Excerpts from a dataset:
↓

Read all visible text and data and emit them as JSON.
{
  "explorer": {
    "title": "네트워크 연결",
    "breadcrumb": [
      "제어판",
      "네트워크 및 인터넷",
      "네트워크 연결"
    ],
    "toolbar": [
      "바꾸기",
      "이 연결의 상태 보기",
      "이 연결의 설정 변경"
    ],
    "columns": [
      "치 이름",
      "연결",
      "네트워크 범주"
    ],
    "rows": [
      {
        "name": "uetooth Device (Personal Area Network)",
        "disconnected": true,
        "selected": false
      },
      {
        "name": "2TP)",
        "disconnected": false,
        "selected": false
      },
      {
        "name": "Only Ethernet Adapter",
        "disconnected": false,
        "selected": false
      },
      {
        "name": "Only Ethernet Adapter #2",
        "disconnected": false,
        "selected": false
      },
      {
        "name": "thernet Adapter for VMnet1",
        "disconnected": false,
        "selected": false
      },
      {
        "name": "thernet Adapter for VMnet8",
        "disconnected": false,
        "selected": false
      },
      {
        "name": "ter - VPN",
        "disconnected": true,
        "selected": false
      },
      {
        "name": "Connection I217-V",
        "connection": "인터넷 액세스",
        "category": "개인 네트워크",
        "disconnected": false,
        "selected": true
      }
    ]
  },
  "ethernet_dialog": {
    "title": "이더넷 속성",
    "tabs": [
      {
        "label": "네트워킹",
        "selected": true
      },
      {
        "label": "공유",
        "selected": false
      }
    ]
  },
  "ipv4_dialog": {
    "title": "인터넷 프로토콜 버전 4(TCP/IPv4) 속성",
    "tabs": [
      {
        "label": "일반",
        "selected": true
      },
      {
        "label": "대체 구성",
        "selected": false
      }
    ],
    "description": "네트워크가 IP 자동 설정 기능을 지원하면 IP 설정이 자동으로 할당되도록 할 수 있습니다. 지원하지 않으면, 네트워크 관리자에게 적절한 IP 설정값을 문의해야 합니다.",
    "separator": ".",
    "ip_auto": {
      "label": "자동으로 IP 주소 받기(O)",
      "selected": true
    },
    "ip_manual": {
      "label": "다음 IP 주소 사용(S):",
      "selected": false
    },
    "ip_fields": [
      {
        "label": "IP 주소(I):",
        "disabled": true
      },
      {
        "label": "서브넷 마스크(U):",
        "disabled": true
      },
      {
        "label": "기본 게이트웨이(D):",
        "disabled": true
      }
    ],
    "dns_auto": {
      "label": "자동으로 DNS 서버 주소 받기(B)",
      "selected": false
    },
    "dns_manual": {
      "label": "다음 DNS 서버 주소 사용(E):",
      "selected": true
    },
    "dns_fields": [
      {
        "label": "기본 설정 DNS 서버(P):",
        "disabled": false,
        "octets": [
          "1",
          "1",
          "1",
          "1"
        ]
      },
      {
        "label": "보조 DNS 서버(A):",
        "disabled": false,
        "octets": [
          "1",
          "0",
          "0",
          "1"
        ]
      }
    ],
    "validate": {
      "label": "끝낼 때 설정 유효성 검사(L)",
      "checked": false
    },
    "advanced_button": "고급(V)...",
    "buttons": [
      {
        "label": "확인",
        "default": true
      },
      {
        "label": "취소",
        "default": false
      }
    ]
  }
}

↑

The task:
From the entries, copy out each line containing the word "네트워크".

Output of the exercise:
    "title": "네트워크 연결",
      "네트워크 및 인터넷",
      "네트워크 연결"
      "네트워크 범주"
        "category": "개인 네트워크",
    "description": "네트워크가 IP 자동 설정 기능을 지원하면 IP 설정이 자동으로 할당되도록 할 수 있습니다. 지원하지 않으면, 네트워크 관리자에게 적절한 IP 설정값을 문의해야 합니다.",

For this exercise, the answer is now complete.